Yesterday, the Justice Department released the long-awaited results of its inquiry into its own handling of the New Black Panther voter intimidation case, and the verdict is in: This whole tale has been complete nonsense from the very beginning. The right has been obsessing over this case for years, insisting that Justice’s decision to dismiss the case against three of four defendents accused of voter intimidation at a Philadelphia polling station in 2008 proves that the Obama administration is riddled with anti-white racists.

It should come as a shock to no one that the Justice Department’s Office of Professional Responsibility has “found no evidence that the decision to dismiss the case against three of the four defendants was predicated on political considerations” or that there was “improper political interference or influence from within or outside the Department in connection with the decision in the case.” As Ryan J. Reilly reports, this comes after OPR interviewed numerous staffers and sifted through “thousands of pages of internal Department e-mails, memoranda, and notes.”

To sum up: The New Black Panther tale — a years-long journey into the fevered right-wing imagination that cost hundreds of thousands of dollars and led to no shortage of scurrilous accusations of racism against the first black president and attorney general — was a colossal waste of time and taxpayer resources.

In the past, the OPR has not hesitated to excoriate the Justice Department. In 2008, it found that the Justice Department’s political leadership had broken civil service laws by prioritizing partisan affiliation in its hiring practices. OPR also determined in 2009 that the political leadership of the Civil Rights Division under Bush had done the same.

Of course, it was those very same disgruntled Bush partisans, hired during an era of politicization at the Department, when the leadership exchanged racist emails and talked openly about purging liberals from the division who provided the fuel for the baseless accusations of anti-white racism that have dominated the conservative media for the past two years. After the Justice Department changed hands, the cause was picked up by the conservative dominated U.S. Commission on Civil Rights. Like the civil rights division itself, under Bush the agency that once laid the groundwork for the civil rights legislation of the 1960s became a corrupted partisan instrument, narrowly focused on “toppling” the Obama administration with a flawed voter intimidation case framed in conjunction with a Republican political operative.

Republicans seized on this case for one reason, and one reason only. Despite the absence of any actual intimidated voters, and the hasty, weak nature of the original case, the GOP sought an opportunity to inflame white resentment by leveling charges that President Barack Obama and Attorney General Eric Holder are racist against white people. Though the staffers who filed the case have also been cleared, conservative media seized on the case to support a narrative of white racial victimhood, where virtually every single policy of the administration is attributed to a covert hatred for white people.

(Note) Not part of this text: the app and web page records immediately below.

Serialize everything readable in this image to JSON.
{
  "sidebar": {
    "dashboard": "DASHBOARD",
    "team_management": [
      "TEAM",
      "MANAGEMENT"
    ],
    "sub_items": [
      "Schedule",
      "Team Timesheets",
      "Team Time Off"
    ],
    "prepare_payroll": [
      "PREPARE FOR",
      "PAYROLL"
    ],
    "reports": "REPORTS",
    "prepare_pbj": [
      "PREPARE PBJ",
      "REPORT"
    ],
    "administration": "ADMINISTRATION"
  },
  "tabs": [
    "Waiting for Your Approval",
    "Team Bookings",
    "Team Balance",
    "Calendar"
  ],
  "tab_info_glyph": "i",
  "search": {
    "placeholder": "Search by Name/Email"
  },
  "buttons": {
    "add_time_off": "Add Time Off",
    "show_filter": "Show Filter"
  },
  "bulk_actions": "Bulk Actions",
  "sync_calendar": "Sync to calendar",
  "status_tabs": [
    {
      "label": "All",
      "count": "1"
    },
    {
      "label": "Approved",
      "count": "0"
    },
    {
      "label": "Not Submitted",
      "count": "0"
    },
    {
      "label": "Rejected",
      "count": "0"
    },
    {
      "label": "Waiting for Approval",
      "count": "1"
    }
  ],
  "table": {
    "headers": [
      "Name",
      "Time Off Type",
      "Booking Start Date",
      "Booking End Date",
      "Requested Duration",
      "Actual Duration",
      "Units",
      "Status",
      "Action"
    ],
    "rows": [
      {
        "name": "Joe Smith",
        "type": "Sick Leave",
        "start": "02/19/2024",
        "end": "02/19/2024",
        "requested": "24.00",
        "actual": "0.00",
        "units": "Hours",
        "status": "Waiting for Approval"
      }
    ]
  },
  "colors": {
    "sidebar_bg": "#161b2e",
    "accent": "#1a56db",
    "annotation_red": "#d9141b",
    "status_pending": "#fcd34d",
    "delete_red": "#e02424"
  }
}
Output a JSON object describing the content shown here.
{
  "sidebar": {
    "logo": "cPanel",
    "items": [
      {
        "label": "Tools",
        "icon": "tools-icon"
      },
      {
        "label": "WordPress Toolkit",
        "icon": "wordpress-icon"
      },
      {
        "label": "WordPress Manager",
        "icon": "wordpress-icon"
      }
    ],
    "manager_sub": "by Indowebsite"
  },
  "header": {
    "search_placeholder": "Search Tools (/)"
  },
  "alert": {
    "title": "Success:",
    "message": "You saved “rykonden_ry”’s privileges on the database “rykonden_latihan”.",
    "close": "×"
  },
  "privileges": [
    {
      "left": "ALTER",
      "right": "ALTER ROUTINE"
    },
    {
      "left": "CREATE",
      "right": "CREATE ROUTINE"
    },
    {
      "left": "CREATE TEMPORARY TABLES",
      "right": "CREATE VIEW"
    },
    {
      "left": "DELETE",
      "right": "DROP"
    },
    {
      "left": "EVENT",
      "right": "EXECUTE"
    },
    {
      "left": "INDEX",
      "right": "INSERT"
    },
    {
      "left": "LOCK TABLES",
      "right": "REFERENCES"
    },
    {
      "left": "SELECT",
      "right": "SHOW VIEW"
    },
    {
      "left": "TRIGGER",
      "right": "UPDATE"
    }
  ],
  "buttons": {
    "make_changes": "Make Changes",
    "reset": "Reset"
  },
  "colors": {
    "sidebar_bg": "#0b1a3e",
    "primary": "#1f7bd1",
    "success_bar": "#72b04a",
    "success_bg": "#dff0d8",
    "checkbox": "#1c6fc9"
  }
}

Of course, we should be under no illusion that the OPR’s findings will put an end to this false controversy. The most likely outcome is that the conservatives who have spent the last two years flogging this case will now go after OPR head Robin C. Ashton, accusing her of whitewashing the case. Even before the results of the OPR investigation were known, conservatives had already begun smearing her as a political hack.

For today’s conservatives, the absence of evidence of a conspiracy merely serves as more evidence of a conspiracy.